When it comes to chili, Charlotte firefighter Jeff Nixon is developing a dynasty.
In the four years that he has entered the Ballantyne Festival chili cook-off, Nixon has won six first place awards – two Johnson & Wales judges’ awards and four people’s choice awards.
He brought home his fourth championship on Oct. 10 in a field of 19 cooks that competed despite a downpour that put a major damper on the festival. Nixon said he packed a 12x12 portable tent in his truck just in case, but the festival set up canopies for the competition.
“If Jeff’s cooking, go find him,” said Phil Bosche, Charlotte Fire Department battalion chief. “That’s not just for chili, it’s for anything he’s cooking. It’s an experience.”
Nixon, who has worked for the Charlotte Fire Department since 2004, has been cooking since he was a young child. His stepfather, Ed Adams, was a chef for presidents John F. Kennedy and Lyndon Johnson.
“Every boy wants to grow up and be like his dad,” Nixon, 48, said. “My dad used to work in restaurants, so I wanted to be like him.”

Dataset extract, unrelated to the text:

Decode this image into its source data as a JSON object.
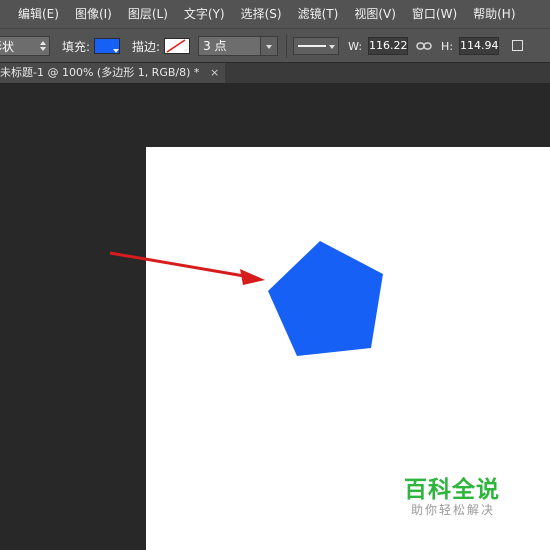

At 10 years old, Nixon spent summers cooking with his dad, at first cutting tomatoes and lettuce and then taking on more difficult tasks as he grew older. He eventually got a degree in hotel management and culinary arts from Paul Smith’s College in New York and began working in restaurants himself.
He cooked with several renowned chefs in his culinary career, including Paul Cyr, executive chef of Madison Square Garden and The Harbor View Hotel in Martha’s Vineyard; and Willie Weber, former chef for the king of Belgium.
Nixon said he realized that a chef’s hours weren’t conducive to spending time with his family, so he became a police officer and then a firefighter when he moved to Charlotte.
Nixon, who lives in south Charlotte with his young sons Jacob and Cooper, is stationed in Fire Station 39 near the Arboretum. His reputation as a good cook has spread throughout the department, and he frequently is asked to cook when he’s on shift.
Nixon developed his chili recipe more than 20 years ago with a friend, and he continues to tweak it. He doesn’t use beans, and his meat is certified Angus beef tips and 90 percent Angus ground beef.
It has the right combination of spice, the right combinations of flavor and it doesn’t burn your face off.
Phil Bosche, Charlotte Fire Department battalion chief
His secret ingredient is a blend of chili spices called Captain Wetta’s Magic Dust. Nixon was first introduced to it when his friend secretly put some on his sloppy Joe at a firehouse lunch.
“My face lit up, my eyes started watering, my nose was running and my lips were burning,” Nixon said. He refused to let on that his food had been doctored despite the sweat beads rolling down his forehead.
He approached his friend later, who owned up to adding the spices to Nixon’s lunch.
“I said, ‘Can you get me some?’ ” Nixon said. “From that point on, he sent me a jar every year. He never tells me what kinds of chilies he uses.”
Nixon does know that he grows his own chilies and wears a respirator when he makes the powder.
This year, Nixon used 52 pounds of beef bought at Costco and Harris Teeter, which he marinated for 24 hours, in his chili for the Ballantyne Festival. He cooked the chili in a 20-gallon steamer pot over a huge propane burner.
“It has the right combination of spice, the right combinations of flavor and it doesn’t burn your face off,” said Bosche, who is a big fan of Nixon’s chili.
At this year’s Ballantyne Festival chili cook-off, which included entries from Charlotte mayoral candidates Jennifer Roberts and Edwin Peacock, everyone who attended the festival was given a ticket to vote for their favorite chili.
Courtney Lawrence, who oversaw the chili competition, said the word among contestants was the firefighters were the team to beat.
“We get great chili from all of our contestants though so we also knew it was a tough competition,” Lawrence wrote in an email. “(But) because it (Nixon’s chili) had been pretty popular, most folks who had been before wanted to try the chili. I had it and can attest that it was excellent!”
Marty Minchin is a freelance writer: firstname.lastname@example.org.